“Things happen,” Kovacs said. “It’s better for us to be around and be ready.”
During the U.S. nationals, which are deciding the team for next month’s world championships in Fukuoka, Japan, lifeguards are stationed around the main pool and the two practice areas.
They rotate to different stations every 20 minutes, are trained to both sit and stand to help maintain their focus, and get a 20-minute break after every hour on the job to refresh their attentiveness.
They clearly take their very serious jobs very seriously, never seeming to take their eyes off the water, though it’s not unusual to catch a bit of grief about staffing a meet with world-class swimmers.
Nathan Ludwig, a lifeguard supervisor who has worked at the aquatics center on the IUPUI campus for 3 1/2 years, told family and friends about this week’s assignment.
Their reply? “Nathan, do you really need to lifeguard that?”
Yep, he does.
And a lot more like him are needed.
Park departments around the country are facing major staffing shortages at their public pools and water parks. That’s where highly skilled lifesavers do their best work.
“I worked at a water park for many years,” Kovacs said. “I would have about 30 saves a summer. Most of them minor, but if I didn’t save them it would’ve become a whole lot worse.”
A growing dearth of lifeguards was only exacerbated by the COVID-19 pandemic. When pools reopened, many of those trained to save lives didn’t return to their jobs. Fewer and fewer people seemed willing to take on such a momentous responsibility.
Philadelphia was so desperate to find potential lifeguards for its 70-plus public pools it offered $1,000 bonuses — even to those who didn’t know how to swim but were willing to go through the training needed to pass the certification.
Los Angeles acknowledged that it was struggling to fill positions for what was once a coveted summer post, with country supervisors complaining that higher-paying jobs requiring less training were luring away potential candidates.
In Indianapolis, which has hosted some of the country’s biggest meets and will be the site of next year’s U.S. Olympic trials, the parks department resorted to doling out bonuses of up to $500 to bring in more candidates.

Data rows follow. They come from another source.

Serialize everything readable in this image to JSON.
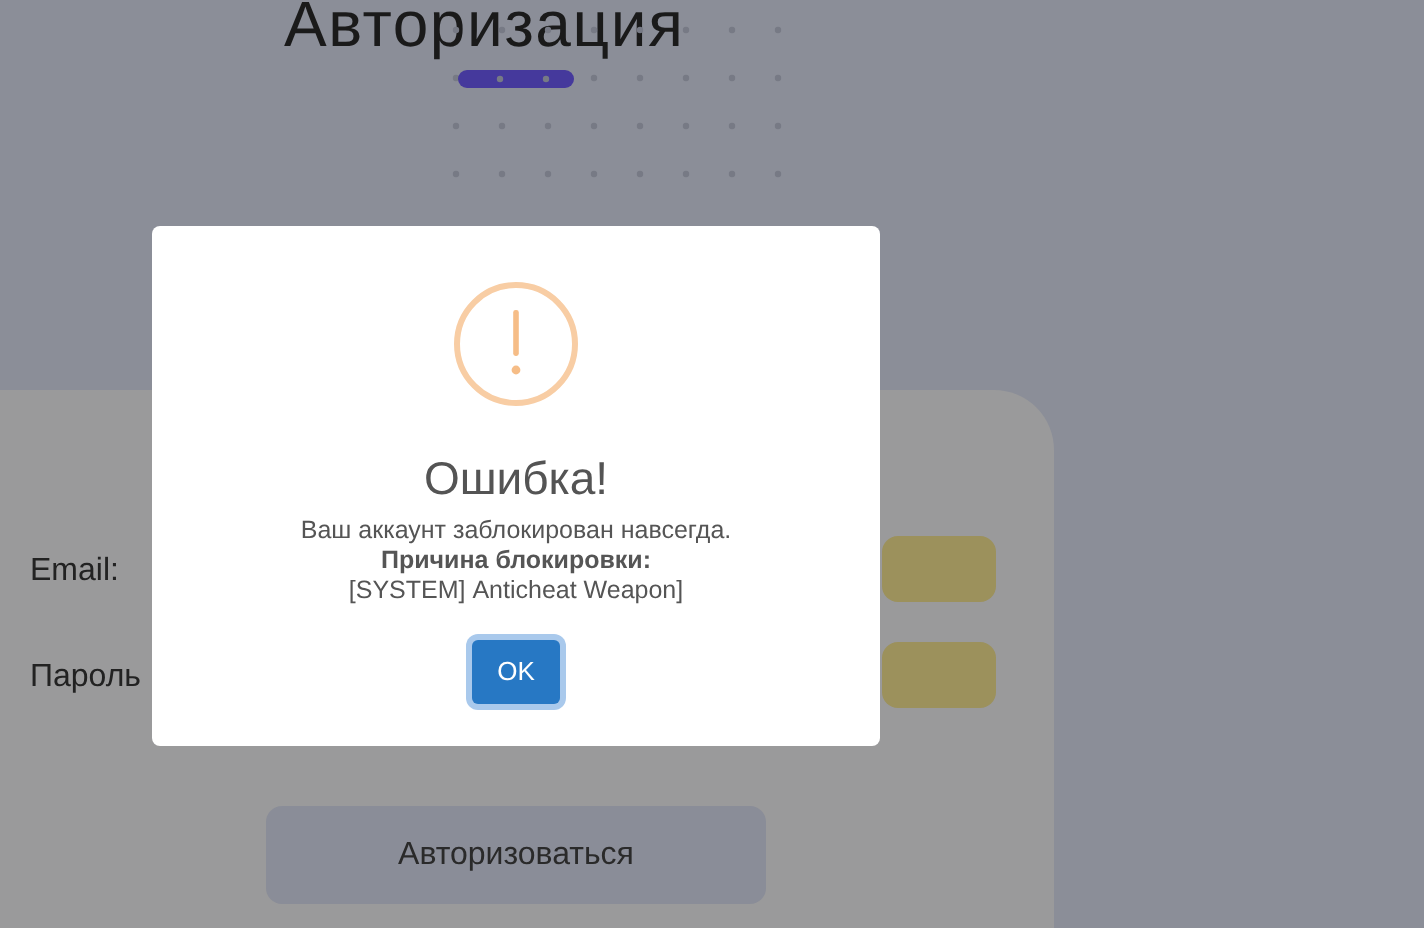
{
  "page": {
    "title": "Авторизация"
  },
  "form": {
    "fields": [
      {
        "label": "Email:"
      },
      {
        "label": "Пароль"
      }
    ],
    "submit": "Авторизоваться"
  },
  "dialog": {
    "title": "Ошибка!",
    "message": "Ваш аккаунт заблокирован навсегда.\n**Причина блокировки:**\n[SYSTEM] Anticheat Weapon]",
    "button": "OK"
  }
}
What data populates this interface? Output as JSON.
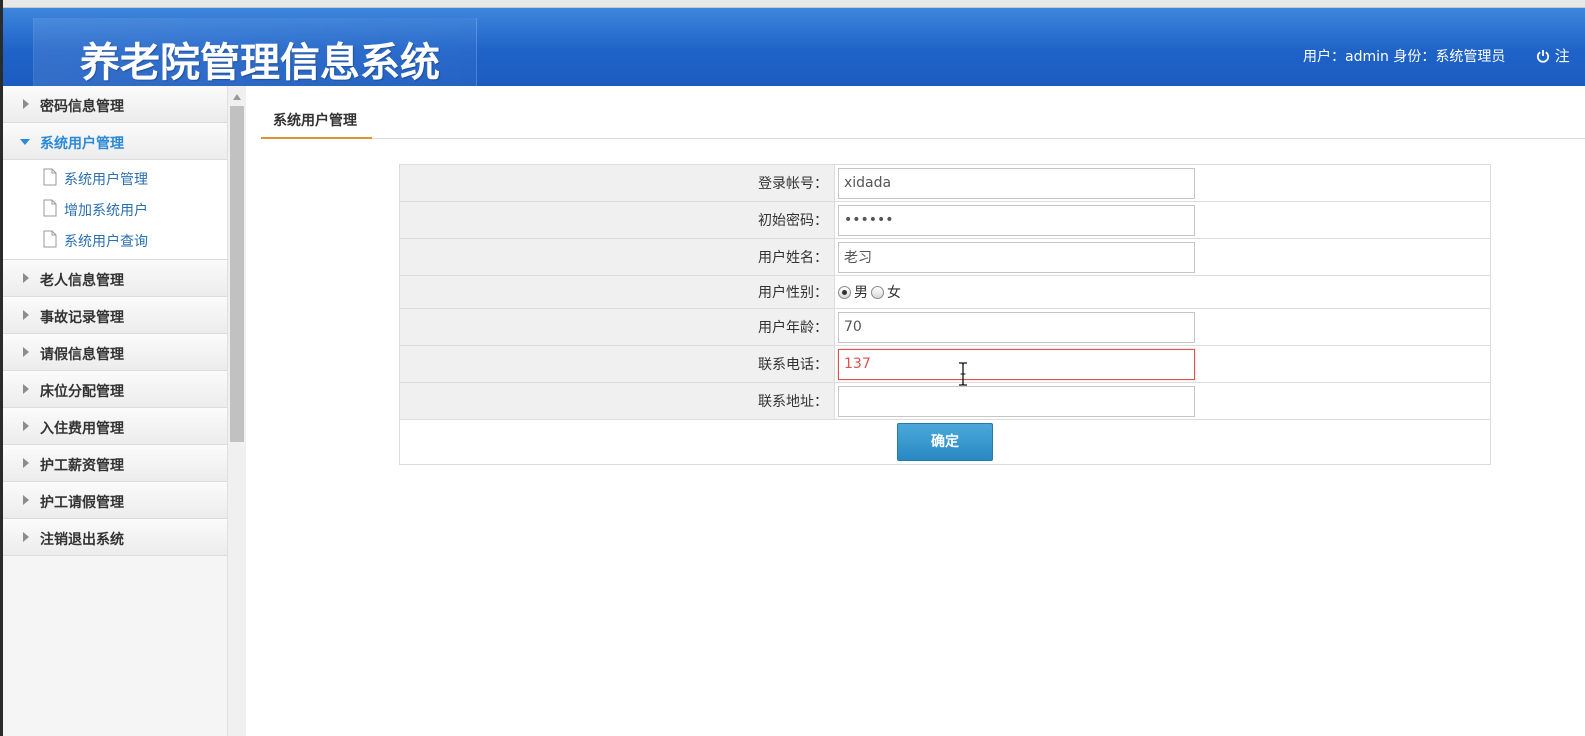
{
  "header": {
    "title": "养老院管理信息系统",
    "user_info": "用户：admin 身份：系统管理员",
    "logout_label": "注",
    "logout_icon": "power-icon"
  },
  "sidebar": {
    "items": [
      {
        "label": "密码信息管理"
      },
      {
        "label": "系统用户管理",
        "expanded": true,
        "children": [
          {
            "label": "系统用户管理"
          },
          {
            "label": "增加系统用户"
          },
          {
            "label": "系统用户查询"
          }
        ]
      },
      {
        "label": "老人信息管理"
      },
      {
        "label": "事故记录管理"
      },
      {
        "label": "请假信息管理"
      },
      {
        "label": "床位分配管理"
      },
      {
        "label": "入住费用管理"
      },
      {
        "label": "护工薪资管理"
      },
      {
        "label": "护工请假管理"
      },
      {
        "label": "注销退出系统"
      }
    ]
  },
  "main": {
    "tab_label": "系统用户管理",
    "form": {
      "login_account": {
        "label": "登录帐号：",
        "value": "xidada"
      },
      "initial_password": {
        "label": "初始密码：",
        "value": "••••••"
      },
      "user_name": {
        "label": "用户姓名：",
        "value": "老习"
      },
      "user_gender": {
        "label": "用户性别：",
        "option_male": "男",
        "option_female": "女",
        "selected": "男"
      },
      "user_age": {
        "label": "用户年龄：",
        "value": "70"
      },
      "contact_phone": {
        "label": "联系电话：",
        "value": "137"
      },
      "contact_address": {
        "label": "联系地址：",
        "value": ""
      },
      "submit_label": "确定"
    }
  },
  "colors": {
    "header_blue": "#1f63c8",
    "active_menu": "#2a8ad6",
    "tab_underline": "#e0922d",
    "focus_border": "#d9534f",
    "button_blue": "#2a88c2"
  }
}
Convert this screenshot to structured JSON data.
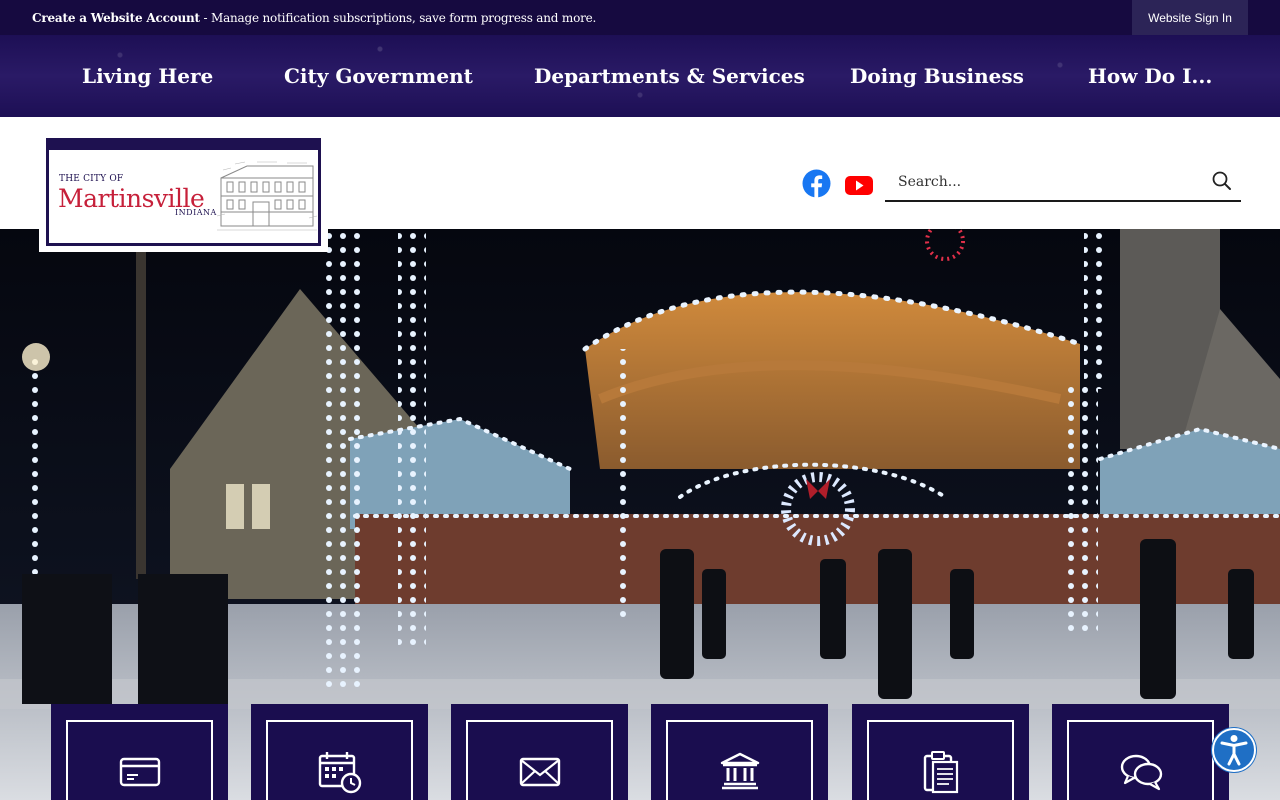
{
  "topbar": {
    "account_link": "Create a Website Account",
    "account_desc": " - Manage notification subscriptions, save form progress and more.",
    "signin_label": "Website Sign In"
  },
  "nav": {
    "items": [
      {
        "label": "Living Here"
      },
      {
        "label": "City Government"
      },
      {
        "label": "Departments & Services"
      },
      {
        "label": "Doing Business"
      },
      {
        "label": "How Do I..."
      }
    ]
  },
  "logo": {
    "the_city_of": "THE CITY OF",
    "name": "Martinsville",
    "state": "INDIANA"
  },
  "social": {
    "facebook_icon": "facebook-icon",
    "youtube_icon": "youtube-icon"
  },
  "search": {
    "placeholder": "Search...",
    "icon": "search-icon"
  },
  "quick_links": [
    {
      "icon": "credit-card-icon"
    },
    {
      "icon": "calendar-clock-icon"
    },
    {
      "icon": "envelope-icon"
    },
    {
      "icon": "government-building-icon"
    },
    {
      "icon": "clipboard-document-icon"
    },
    {
      "icon": "chat-bubbles-icon"
    }
  ],
  "accessibility": {
    "icon": "accessibility-icon"
  },
  "colors": {
    "brand_navy": "#1a0d4f",
    "brand_red": "#c6203a",
    "facebook_blue": "#1877f2",
    "youtube_red": "#ff0000",
    "accessibility_blue": "#1f6fc5"
  }
}
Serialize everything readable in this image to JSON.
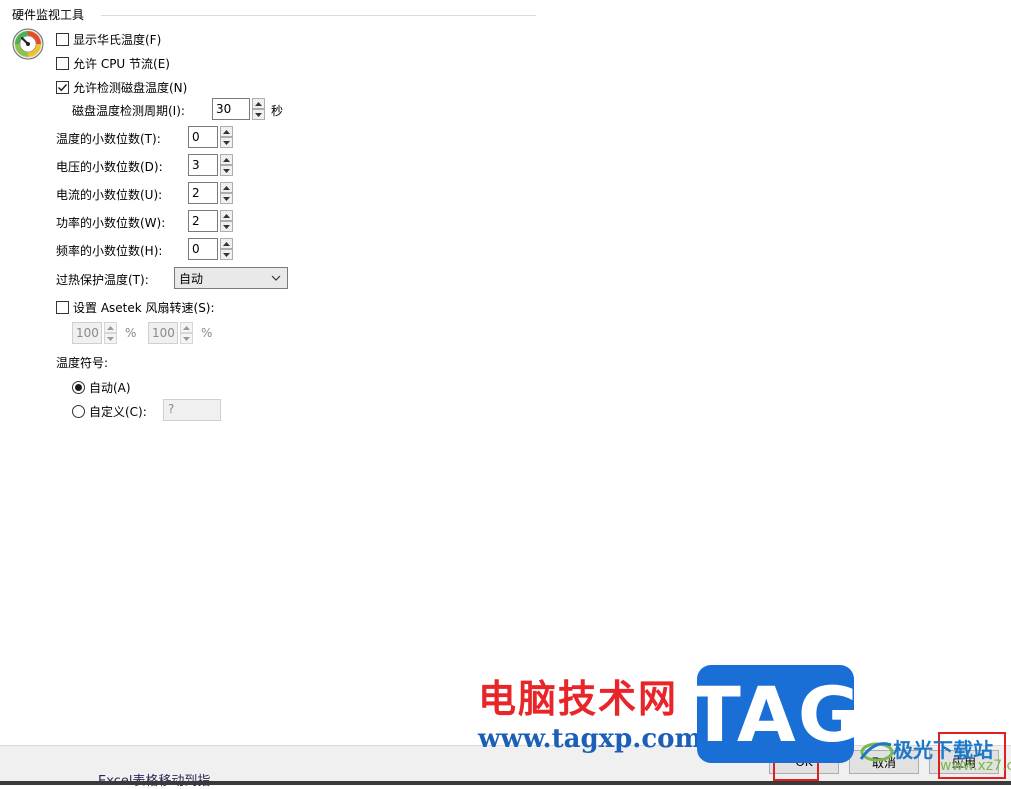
{
  "section": {
    "title": "硬件监视工具"
  },
  "options": {
    "fahrenheit": {
      "label": "显示华氏温度(F)",
      "checked": false
    },
    "cpu_throttle": {
      "label": "允许 CPU 节流(E)",
      "checked": false
    },
    "disk_temp": {
      "label": "允许检测磁盘温度(N)",
      "checked": true
    }
  },
  "disk_period": {
    "label": "磁盘温度检测周期(I):",
    "value": "30",
    "unit": "秒"
  },
  "decimals": [
    {
      "label": "温度的小数位数(T):",
      "value": "0"
    },
    {
      "label": "电压的小数位数(D):",
      "value": "3"
    },
    {
      "label": "电流的小数位数(U):",
      "value": "2"
    },
    {
      "label": "功率的小数位数(W):",
      "value": "2"
    },
    {
      "label": "频率的小数位数(H):",
      "value": "0"
    }
  ],
  "overheat": {
    "label": "过热保护温度(T):",
    "selected": "自动"
  },
  "asetek": {
    "label": "设置 Asetek 风扇转速(S):",
    "checked": false,
    "fan1": {
      "value": "100",
      "unit": "%"
    },
    "fan2": {
      "value": "100",
      "unit": "%"
    }
  },
  "temp_symbol": {
    "label": "温度符号:",
    "auto": {
      "label": "自动(A)",
      "selected": true
    },
    "custom": {
      "label": "自定义(C):",
      "selected": false,
      "value": "?"
    }
  },
  "buttons": {
    "ok": "OK",
    "cancel": "取消",
    "apply": "应用"
  },
  "background_text": "Excel表格移动到指",
  "watermark": {
    "cn": "电脑技术网",
    "url": "www.tagxp.com",
    "tag": "TAG",
    "jg": "极光下载站",
    "jg_url": "www.xz7.com"
  },
  "colors": {
    "accent_red": "#e02020",
    "watermark_red": "#e8262a",
    "watermark_blue": "#1a6fd6"
  }
}
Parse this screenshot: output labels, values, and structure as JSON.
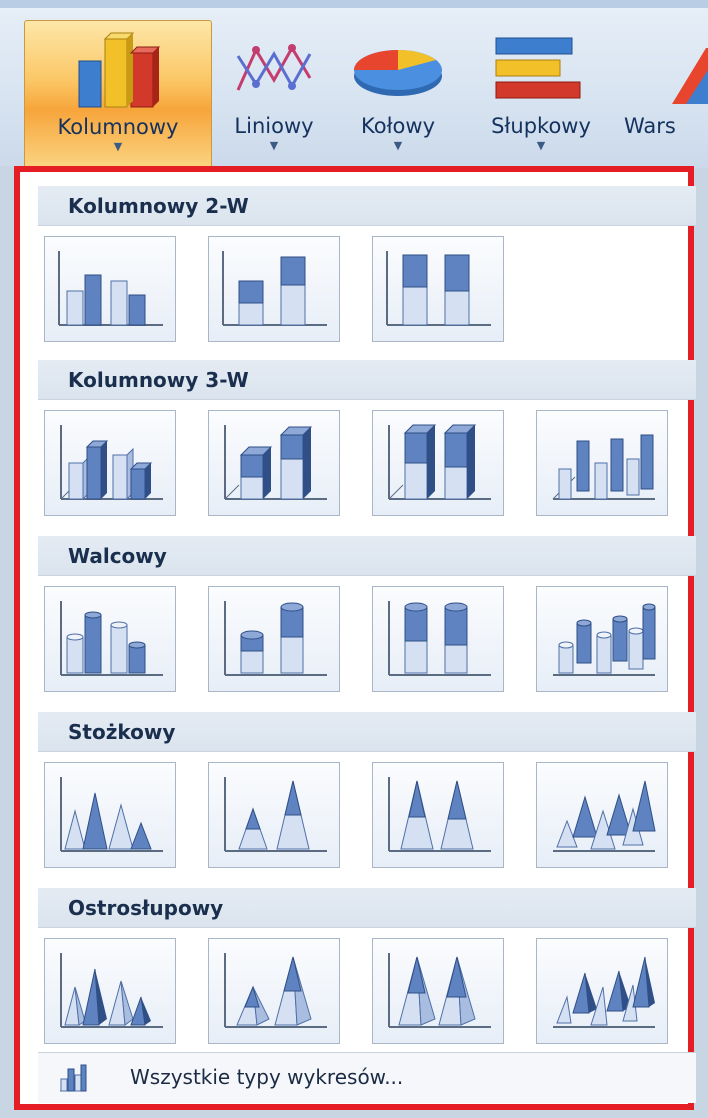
{
  "ribbon": {
    "buttons": [
      {
        "label": "Kolumnowy",
        "icon": "column-chart-icon"
      },
      {
        "label": "Liniowy",
        "icon": "line-chart-icon"
      },
      {
        "label": "Kołowy",
        "icon": "pie-chart-icon"
      },
      {
        "label": "Słupkowy",
        "icon": "bar-chart-icon"
      },
      {
        "label": "Wars",
        "icon": "area-chart-icon"
      }
    ]
  },
  "sections": [
    {
      "title": "Kolumnowy 2-W",
      "variants": [
        "clustered-column-icon",
        "stacked-column-icon",
        "100-percent-stacked-column-icon"
      ]
    },
    {
      "title": "Kolumnowy 3-W",
      "variants": [
        "3d-clustered-column-icon",
        "3d-stacked-column-icon",
        "3d-100-percent-stacked-column-icon",
        "3d-column-icon"
      ]
    },
    {
      "title": "Walcowy",
      "variants": [
        "clustered-cylinder-icon",
        "stacked-cylinder-icon",
        "100-percent-stacked-cylinder-icon",
        "3d-cylinder-icon"
      ]
    },
    {
      "title": "Stożkowy",
      "variants": [
        "clustered-cone-icon",
        "stacked-cone-icon",
        "100-percent-stacked-cone-icon",
        "3d-cone-icon"
      ]
    },
    {
      "title": "Ostrosłupowy",
      "variants": [
        "clustered-pyramid-icon",
        "stacked-pyramid-icon",
        "100-percent-stacked-pyramid-icon",
        "3d-pyramid-icon"
      ]
    }
  ],
  "footer": {
    "label": "Wszystkie typy wykresów...",
    "icon": "all-chart-types-icon"
  },
  "colors": {
    "accent_border": "#e51e26",
    "selected_button": "#f7a53b",
    "glyph_blue": "#4f6fa7"
  }
}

A year ago, the city was able to open just six of its 19 public aquatic facilities, though it’s more this summer.
Murphy has a special appreciation for lifeguards through his work with Goldfish Swim School, which teaches children as young as 4 months old how to stay afloat.
“If we don’t have lifeguards on the deck, no lessons can happen,” Murphy said. “It’s one of those things where you hope they never have to do anything, but you need them there in case they have to.”
Good training is the key to making sure lifeguards recognize those rare signs of trouble during top-level competitions.
At last year’s world aquatics championships in Budapest, Hungary, lifeguards failed to jump in when U.S. artistic swimmer Anita Alvarez sank motionless to the bottom of the pool, having fainted during a grueling solo routine.
Her coach, Andrea Fuentes, leaped in to save her after those who should’ve done it froze at the very moment they were needed most.
At the IU Natatorium, lifeguard candidates must be about to swim 200 yards, tread for 2 minutes with their hands out of the water, and retrieve a brick from the bottom of the 18-foot-deep diving well. They’re also certified in CPR, as well as the use of automated external defibrillators and oxygen tanks.
“Anything you would need around a pool,” Kovacs said. “We are very particular in our training, making sure we are at that top level, ready for anything to happen.”
Retired Olympic champion Cullen Jones was asked about that meme, the one that claims lifeguards are so unnecessary at a meet like the Olympics.
“It is not worthless at the Olympics to have lifeguards. Anything can happen. You can cramp up, God forbid,” Jones said. “So it’s not the most worthless job.
“But at the same time,” he quickly added, breaking into a big grin, “that meme was hilarious.”
Lifeguards will remain the butt of jokes around the Olympic pool.
Until they’re needed.